Fiasco though this undoubtedly is—one with major repercussions for the global shipping system—history offers a reminder that things could be worse.
In 1967, 14 cargo ships were traveling through the Suez when the Six-Day War broke out between Israel and neighboring Arab countries Jordan, Egypt, and Syria, turning the canal into a combat zone. Egyptian authorities instructed the ships’ crews to anchor in the widest part of the Suez, Great Bitter Lake. Though the war lasted a matter of days, the ships would remain stranded there for the next eight years.
What was the Yellow Fleet?
Nicknamed the Yellow Fleet in reference to the desert sand that eventually coated the ships as they sat at an impasse, the boats hailed from Bulgaria, Czechoslovakia, France, Poland, Sweden, West Germany, the UK, and the US. Their plight came down to being in the wrong place at the wrong time: Israel won control of the east bank of the canal during its offensive, while Egypt retained the west. After the war ended, Egypt shut down the canal to prevent Israel from using it, blocking it with debris, old vessels, and landmines.
After three difficult months, the original crew members of the ships were allowed to head home. But shipping companies didn’t want to leave the boats there unmanned. “The logical thing to do was to keep people there to protect the valuable cargo and the investment that they’d made in the ships,” Cath Senker, author of the book Stranded in the Six-Day War, told the podcast 99% Invisible. And so relief crews cycled in and out to keep watch over the boats, forming their own international community in the process, known as the Great Bitter Lake Association.
Mental Floss gives the rundown of how the novel marine society divvied up responsibilities:

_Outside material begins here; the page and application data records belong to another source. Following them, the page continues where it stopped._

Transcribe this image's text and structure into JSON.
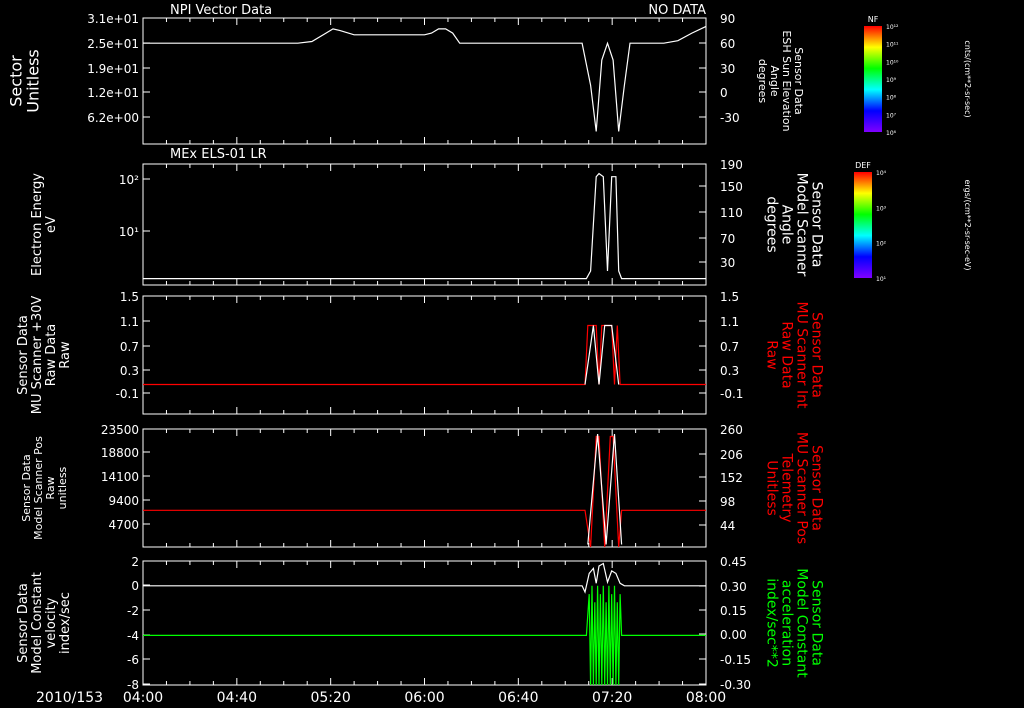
{
  "page": {
    "date_label": "2010/153",
    "time_ticks": [
      "04:00",
      "04:40",
      "05:20",
      "06:00",
      "06:40",
      "07:20",
      "08:00"
    ],
    "time_range_hours": [
      4.0,
      8.0
    ]
  },
  "colors": {
    "background": "#000000",
    "axis": "#ffffff",
    "trace_white": "#ffffff",
    "trace_red": "#ff0000",
    "trace_green": "#00ff00"
  },
  "colorbars": [
    {
      "name": "NF",
      "units": "cnts/(cm**2-sr-sec)",
      "ticks": [
        "10¹²",
        "10¹¹",
        "10¹⁰",
        "10⁹",
        "10⁸",
        "10⁷",
        "10⁶"
      ]
    },
    {
      "name": "DEF",
      "units": "ergs/(cm**2-sr-sec-eV)",
      "ticks": [
        "10⁴",
        "10³",
        "10²",
        "10¹"
      ]
    }
  ],
  "chart_data": [
    {
      "type": "line",
      "header_left": "NPI Vector Data",
      "header_right": "NO DATA",
      "ylabel": [
        "Sector",
        "Unitless"
      ],
      "yticks_left": [
        "3.1e+01",
        "2.5e+01",
        "1.9e+01",
        "1.2e+01",
        "6.2e+00"
      ],
      "right_label_color": "#ffffff",
      "ylabel_right": [
        "Sensor Data",
        "ESH Sun Elevation",
        "Angle",
        "degrees"
      ],
      "yticks_right": [
        "90",
        "60",
        "30",
        "0",
        "-30"
      ],
      "ylim_right": [
        -60,
        90
      ],
      "series": [
        {
          "color": "#ffffff",
          "x": [
            4.0,
            5.0,
            5.1,
            5.2,
            5.3,
            5.35,
            5.4,
            5.5,
            5.75,
            5.8,
            5.9,
            6.0,
            6.05,
            6.1,
            6.15,
            6.2,
            6.25,
            7.0,
            7.12,
            7.18,
            7.22,
            7.26,
            7.3,
            7.34,
            7.38,
            7.42,
            7.46,
            7.5,
            7.7,
            7.8,
            7.9,
            8.0
          ],
          "y": [
            60,
            60,
            60,
            62,
            72,
            77,
            75,
            70,
            70,
            70,
            70,
            70,
            72,
            77,
            77,
            72,
            60,
            60,
            60,
            10,
            -45,
            40,
            60,
            40,
            -45,
            10,
            60,
            60,
            60,
            63,
            72,
            80
          ]
        }
      ]
    },
    {
      "type": "line",
      "header_left": "MEx ELS-01 LR",
      "ylabel": [
        "Electron Energy",
        "eV"
      ],
      "yticks_left": [
        "10²",
        "10¹"
      ],
      "right_label_color": "#ffffff",
      "ylabel_right": [
        "Sensor Data",
        "Model Scanner",
        "Angle",
        "degrees"
      ],
      "yticks_right": [
        "190",
        "150",
        "110",
        "70",
        "30"
      ],
      "ylim_right": [
        10,
        190
      ],
      "series": [
        {
          "color": "#ffffff",
          "x": [
            4.0,
            7.15,
            7.18,
            7.22,
            7.24,
            7.27,
            7.3,
            7.33,
            7.36,
            7.38,
            7.4,
            8.0
          ],
          "y": [
            10,
            10,
            22,
            170,
            175,
            170,
            22,
            170,
            170,
            22,
            10,
            10
          ]
        }
      ]
    },
    {
      "type": "line",
      "ylabel": [
        "Sensor Data",
        "MU Scanner +30V",
        "Raw Data",
        "Raw"
      ],
      "yticks_left": [
        "1.5",
        "1.1",
        "0.7",
        "0.3",
        "-0.1"
      ],
      "ylim_left": [
        -0.5,
        1.5
      ],
      "right_label_color": "#ff0000",
      "ylabel_right": [
        "Sensor Data",
        "MU Scanner Int",
        "Raw Data",
        "Raw"
      ],
      "yticks_right": [
        "1.5",
        "1.1",
        "0.7",
        "0.3",
        "-0.1"
      ],
      "series": [
        {
          "color": "#ff0000",
          "x": [
            4.0,
            7.14,
            7.16,
            7.22,
            7.24,
            7.26,
            7.28,
            7.33,
            7.35,
            7.37,
            7.39,
            8.0
          ],
          "y": [
            0.0,
            0.0,
            1.0,
            1.0,
            0.0,
            1.0,
            1.0,
            1.0,
            0.0,
            1.0,
            0.0,
            0.0
          ]
        },
        {
          "color": "#ffffff",
          "x": [
            7.14,
            7.2,
            7.24,
            7.28,
            7.33,
            7.38
          ],
          "y": [
            0.0,
            1.0,
            0.0,
            1.0,
            1.0,
            0.0
          ]
        }
      ]
    },
    {
      "type": "line",
      "ylabel": [
        "Sensor Data",
        "Model Scanner Pos",
        "Raw",
        "unitless"
      ],
      "yticks_left": [
        "23500",
        "18800",
        "14100",
        "9400",
        "4700"
      ],
      "ylim_left": [
        0,
        23500
      ],
      "right_label_color": "#ff0000",
      "ylabel_right": [
        "Sensor Data",
        "MU Scanner Pos",
        "Telemetry",
        "Unitless"
      ],
      "yticks_right": [
        "260",
        "206",
        "152",
        "98",
        "44"
      ],
      "series": [
        {
          "color": "#ff0000",
          "x": [
            4.0,
            7.14,
            7.18,
            7.22,
            7.24,
            7.28,
            7.32,
            7.34,
            7.38,
            7.4,
            8.0
          ],
          "y": [
            7300,
            7300,
            0,
            22000,
            22000,
            0,
            22000,
            22000,
            0,
            7300,
            7300
          ]
        },
        {
          "color": "#ffffff",
          "x": [
            7.16,
            7.23,
            7.29,
            7.35,
            7.4
          ],
          "y": [
            500,
            22500,
            500,
            22500,
            500
          ]
        }
      ]
    },
    {
      "type": "line",
      "ylabel": [
        "Sensor Data",
        "Model Constant",
        "velocity",
        "index/sec"
      ],
      "yticks_left": [
        "2",
        "0",
        "-2",
        "-4",
        "-6",
        "-8"
      ],
      "ylim_left": [
        -8,
        2
      ],
      "right_label_color": "#00ff00",
      "ylabel_right": [
        "Sensor Data",
        "Model Constant",
        "acceleration",
        "index/sec**2"
      ],
      "yticks_right": [
        "0.45",
        "0.30",
        "0.15",
        "0.00",
        "-0.15",
        "-0.30"
      ],
      "ylim_right": [
        -0.3,
        0.45
      ],
      "series": [
        {
          "color": "#ffffff",
          "axis": "left",
          "x": [
            4.0,
            7.12,
            7.14,
            7.17,
            7.2,
            7.22,
            7.24,
            7.27,
            7.3,
            7.33,
            7.36,
            7.39,
            7.42,
            7.44,
            8.0
          ],
          "y": [
            0,
            0,
            -0.5,
            1.0,
            1.4,
            0.2,
            1.6,
            1.8,
            0.3,
            1.2,
            1.0,
            0.2,
            0.0,
            0.0,
            0
          ]
        },
        {
          "color": "#00ff00",
          "axis": "right",
          "x": [
            4.0,
            7.15,
            7.17,
            7.18,
            7.19,
            7.2,
            7.21,
            7.22,
            7.23,
            7.24,
            7.25,
            7.26,
            7.27,
            7.28,
            7.29,
            7.3,
            7.31,
            7.32,
            7.33,
            7.34,
            7.35,
            7.36,
            7.37,
            7.38,
            7.39,
            7.4,
            8.0
          ],
          "y": [
            0,
            0,
            0.25,
            -0.3,
            0.3,
            -0.3,
            0.2,
            -0.3,
            0.3,
            -0.3,
            0.25,
            -0.3,
            0.3,
            -0.3,
            0.2,
            -0.3,
            0.3,
            -0.3,
            0.25,
            -0.3,
            0.3,
            -0.3,
            0.2,
            -0.3,
            0.25,
            0,
            0
          ]
        }
      ]
    }
  ]
}
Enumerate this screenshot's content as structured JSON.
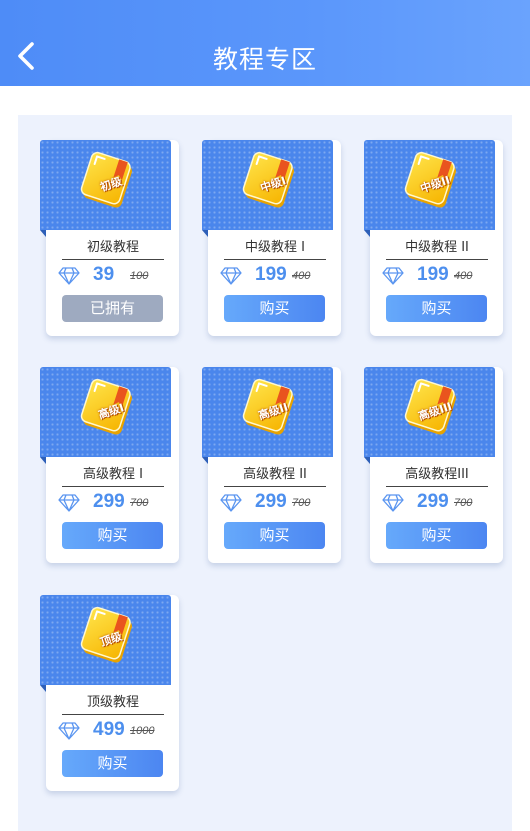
{
  "header": {
    "title": "教程专区",
    "back_icon": "chevron-left-icon"
  },
  "colors": {
    "header": "#5393f9",
    "accent": "#4d8fee",
    "panel": "#edf2fd",
    "owned_button": "#9eaac0"
  },
  "courses": [
    {
      "badge": "初级",
      "name": "初级教程",
      "price": "39",
      "original_price": "100",
      "action": "已拥有",
      "owned": true
    },
    {
      "badge": "中级I",
      "name": "中级教程 I",
      "price": "199",
      "original_price": "400",
      "action": "购买",
      "owned": false
    },
    {
      "badge": "中级II",
      "name": "中级教程 II",
      "price": "199",
      "original_price": "400",
      "action": "购买",
      "owned": false
    },
    {
      "badge": "高级I",
      "name": "高级教程 I",
      "price": "299",
      "original_price": "700",
      "action": "购买",
      "owned": false
    },
    {
      "badge": "高级II",
      "name": "高级教程 II",
      "price": "299",
      "original_price": "700",
      "action": "购买",
      "owned": false
    },
    {
      "badge": "高级III",
      "name": "高级教程III",
      "price": "299",
      "original_price": "700",
      "action": "购买",
      "owned": false
    },
    {
      "badge": "顶级",
      "name": "顶级教程",
      "price": "499",
      "original_price": "1000",
      "action": "购买",
      "owned": false
    }
  ]
}
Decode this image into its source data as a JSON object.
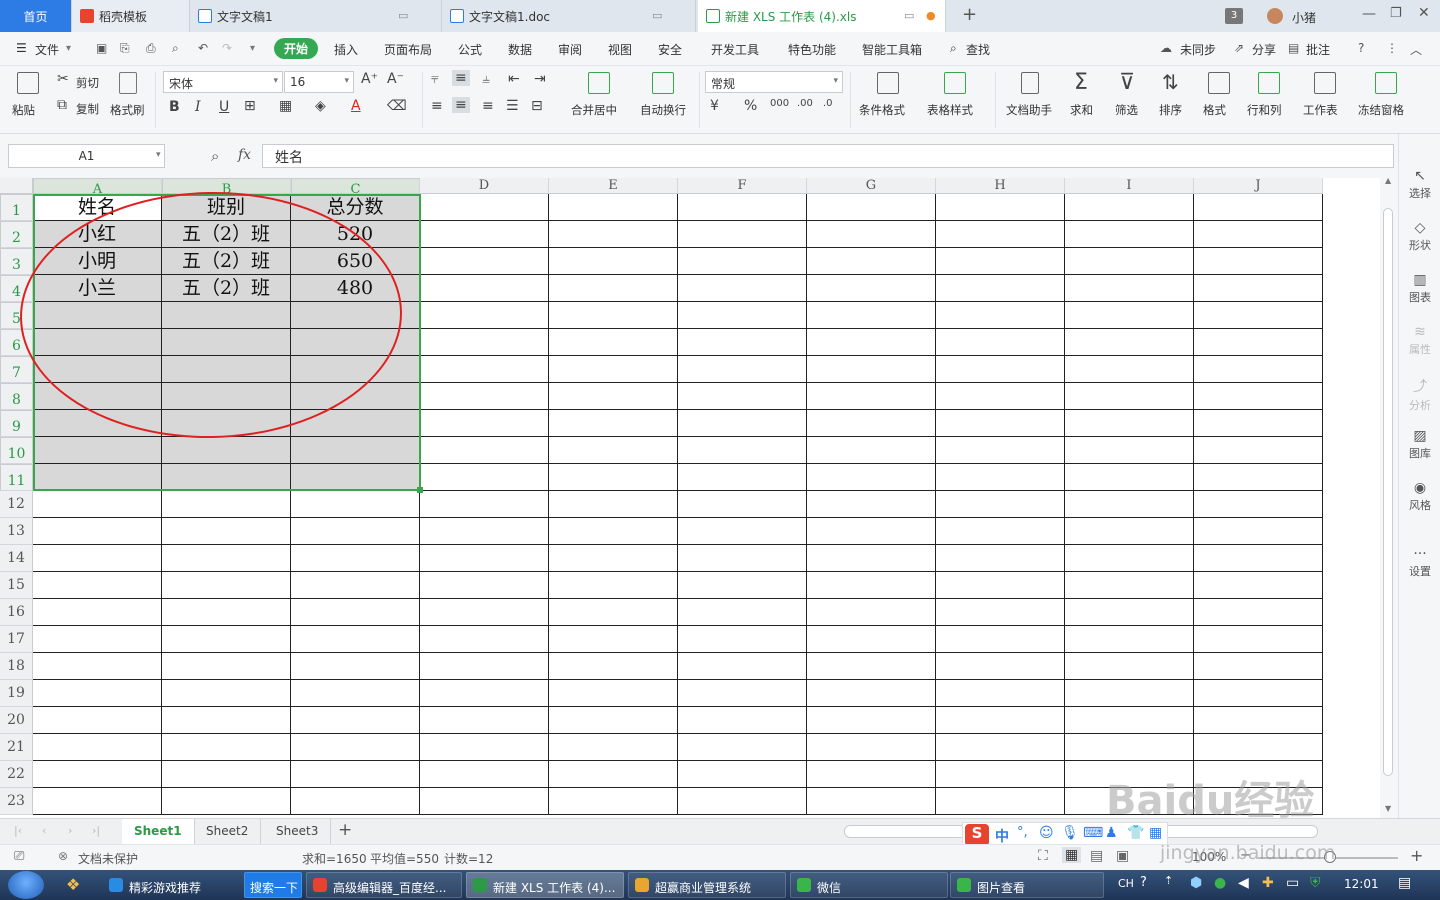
{
  "tabs": [
    {
      "label": "首页"
    },
    {
      "label": "稻壳模板"
    },
    {
      "label": "文字文稿1"
    },
    {
      "label": "文字文稿1.doc"
    },
    {
      "label": "新建 XLS 工作表 (4).xls"
    }
  ],
  "window": {
    "badge": "3",
    "user": "小猪"
  },
  "menu": [
    "文件",
    "开始",
    "插入",
    "页面布局",
    "公式",
    "数据",
    "审阅",
    "视图",
    "安全",
    "开发工具",
    "特色功能",
    "智能工具箱",
    "查找"
  ],
  "menu_right": [
    "未同步",
    "分享",
    "批注"
  ],
  "ribbon": {
    "paste": "粘贴",
    "cut": "剪切",
    "copy": "复制",
    "format_painter": "格式刷",
    "font_name": "宋体",
    "font_size": "16",
    "merge_center": "合并居中",
    "wrap": "自动换行",
    "number_format": "常规",
    "cond_format": "条件格式",
    "table_style": "表格样式",
    "doc_assist": "文档助手",
    "sum": "求和",
    "filter": "筛选",
    "sort": "排序",
    "format": "格式",
    "rows_cols": "行和列",
    "worksheet": "工作表",
    "freeze": "冻结窗格"
  },
  "formula": {
    "cell_ref": "A1",
    "fx": "fx",
    "value": "姓名"
  },
  "columns": [
    "A",
    "B",
    "C",
    "D",
    "E",
    "F",
    "G",
    "H",
    "I",
    "J"
  ],
  "rows": [
    "1",
    "2",
    "3",
    "4",
    "5",
    "6",
    "7",
    "8",
    "9",
    "10",
    "11",
    "12",
    "13",
    "14",
    "15",
    "16",
    "17",
    "18",
    "19",
    "20",
    "21",
    "22",
    "23"
  ],
  "table": [
    [
      "姓名",
      "班别",
      "总分数"
    ],
    [
      "小红",
      "五（2）班",
      "520"
    ],
    [
      "小明",
      "五（2）班",
      "650"
    ],
    [
      "小兰",
      "五（2）班",
      "480"
    ]
  ],
  "right_panel": [
    "选择",
    "形状",
    "图表",
    "属性",
    "分析",
    "图库",
    "风格",
    "设置"
  ],
  "sheets": [
    "Sheet1",
    "Sheet2",
    "Sheet3"
  ],
  "status": {
    "protect": "文档未保护",
    "sum": "求和=1650",
    "avg": "平均值=550",
    "count": "计数=12",
    "zoom": "100%"
  },
  "taskbar": {
    "items": [
      "精彩游戏推荐",
      "搜索一下",
      "高级编辑器_百度经...",
      "新建 XLS 工作表 (4)...",
      "超赢商业管理系统",
      "微信",
      "图片查看"
    ],
    "lang": "CH",
    "clock": "12:01"
  },
  "ime": "中",
  "watermark": [
    "Baidu经验",
    "jingyan.baidu.com"
  ]
}
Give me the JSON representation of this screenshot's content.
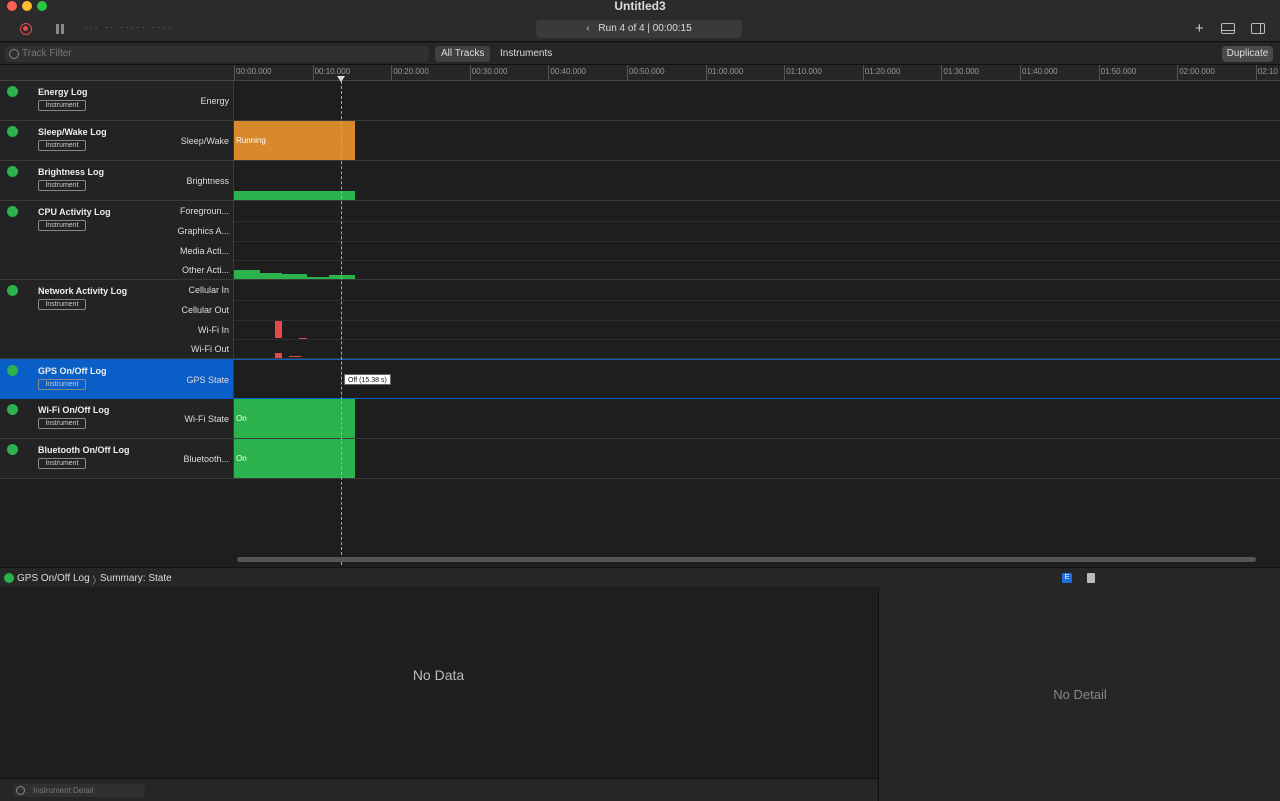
{
  "window": {
    "title": "Untitled3"
  },
  "toolbar": {
    "target": "··· ·· ····· ····",
    "run_label": "Run 4 of 4",
    "run_separator": "|",
    "run_time": "00:00:15",
    "add_icon": "+"
  },
  "filterbar": {
    "placeholder": "Track Filter",
    "all_tracks": "All Tracks",
    "instruments": "Instruments",
    "duplicate": "Duplicate"
  },
  "ruler": {
    "ticks": [
      "00:00.000",
      "00:10.000",
      "00:20.000",
      "00:30.000",
      "00:40.000",
      "00:50.000",
      "01:00.000",
      "01:10.000",
      "01:20.000",
      "01:30.000",
      "01:40.000",
      "01:50.000",
      "02:00.000",
      "02:10"
    ]
  },
  "badge": "Instrument",
  "tracks": [
    {
      "name": "Energy Log",
      "lanes": [
        "Energy"
      ]
    },
    {
      "name": "Sleep/Wake Log",
      "lanes": [
        "Sleep/Wake"
      ],
      "bar_text": "Running",
      "bar_color": "#d7892b"
    },
    {
      "name": "Brightness Log",
      "lanes": [
        "Brightness"
      ],
      "bar_color": "#2bb24c"
    },
    {
      "name": "CPU Activity Log",
      "lanes": [
        "Foregroun...",
        "Graphics A...",
        "Media Acti...",
        "Other Acti..."
      ]
    },
    {
      "name": "Network Activity Log",
      "lanes": [
        "Cellular In",
        "Cellular Out",
        "Wi-Fi In",
        "Wi-Fi Out"
      ],
      "bar_color": "#e5484d"
    },
    {
      "name": "GPS On/Off Log",
      "lanes": [
        "GPS State"
      ],
      "tooltip": "Off (15.38 s)"
    },
    {
      "name": "Wi-Fi On/Off Log",
      "lanes": [
        "Wi-Fi State"
      ],
      "bar_text": "On",
      "bar_color": "#2bb24c"
    },
    {
      "name": "Bluetooth On/Off Log",
      "lanes": [
        "Bluetooth..."
      ],
      "bar_text": "On",
      "bar_color": "#2bb24c"
    }
  ],
  "detail": {
    "instrument": "GPS On/Off Log",
    "separator": "〉",
    "view": "Summary: State",
    "empty": "No Data",
    "side_empty": "No Detail",
    "filter_placeholder": "Instrument Detail",
    "ext_icon_letter": "E"
  }
}
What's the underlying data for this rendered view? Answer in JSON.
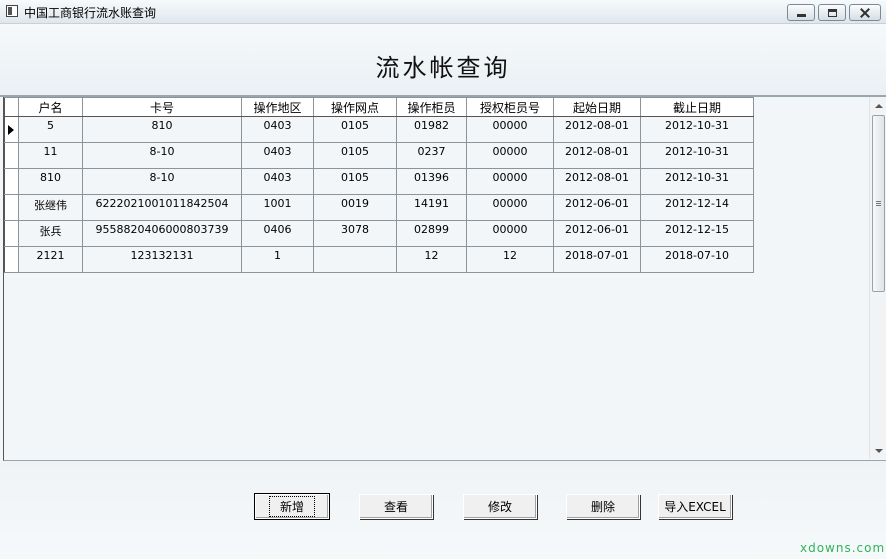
{
  "window": {
    "title": "中国工商银行流水账查询"
  },
  "header": {
    "title": "流水帐查询"
  },
  "grid": {
    "columns": [
      "户名",
      "卡号",
      "操作地区",
      "操作网点",
      "操作柜员",
      "授权柜员号",
      "起始日期",
      "截止日期"
    ],
    "rows": [
      [
        "5",
        "810",
        "0403",
        "0105",
        "01982",
        "00000",
        "2012-08-01",
        "2012-10-31"
      ],
      [
        "11",
        "8-10",
        "0403",
        "0105",
        "0237",
        "00000",
        "2012-08-01",
        "2012-10-31"
      ],
      [
        "810",
        "8-10",
        "0403",
        "0105",
        "01396",
        "00000",
        "2012-08-01",
        "2012-10-31"
      ],
      [
        "张继伟",
        "6222021001011842504",
        "1001",
        "0019",
        "14191",
        "00000",
        "2012-06-01",
        "2012-12-14"
      ],
      [
        "张兵",
        "9558820406000803739",
        "0406",
        "3078",
        "02899",
        "00000",
        "2012-06-01",
        "2012-12-15"
      ],
      [
        "2121",
        "123132131",
        "1",
        "",
        "12",
        "12",
        "2018-07-01",
        "2018-07-10"
      ]
    ]
  },
  "buttons": {
    "add": "新增",
    "view": "查看",
    "edit": "修改",
    "delete": "删除",
    "import_excel": "导入EXCEL"
  },
  "watermark": "xdowns.com"
}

Each ship adopted a special duty to keep the “country” running smoothly. The Polish freighter served as a post office. The Brits hosted soccer matches. One ship served as a hospital; another, a movie theater. On Sundays, the German Nordwind hosted “church” services. “We call it church,” Captain Paul Wall told the Los Angeles Times in 1969. “But actually it is more of a beer party.” (The Germans received free beer from breweries back home.)
The enterprising Great Bitter Lake Association found plenty of other ways to keep busy, hosting their own version of the Olympics in 1968 (the Polish crew won), and even creating their very own handmade postage stamps.
But the party couldn’t last forever. As the years ticked on, shipping companies sensibly reduced the number of people they sent to the skeleton crews. In total, 3,000 workers did a tour on board the marooned ships at one point or another.
In 1975, the Suez Canal finally reopened. The canal had remained closed so long that most of the Yellow Fleet ships had decayed and needed to be towed. But two of them—the German ships Münsterland and Nordwind—made it out on their own steam.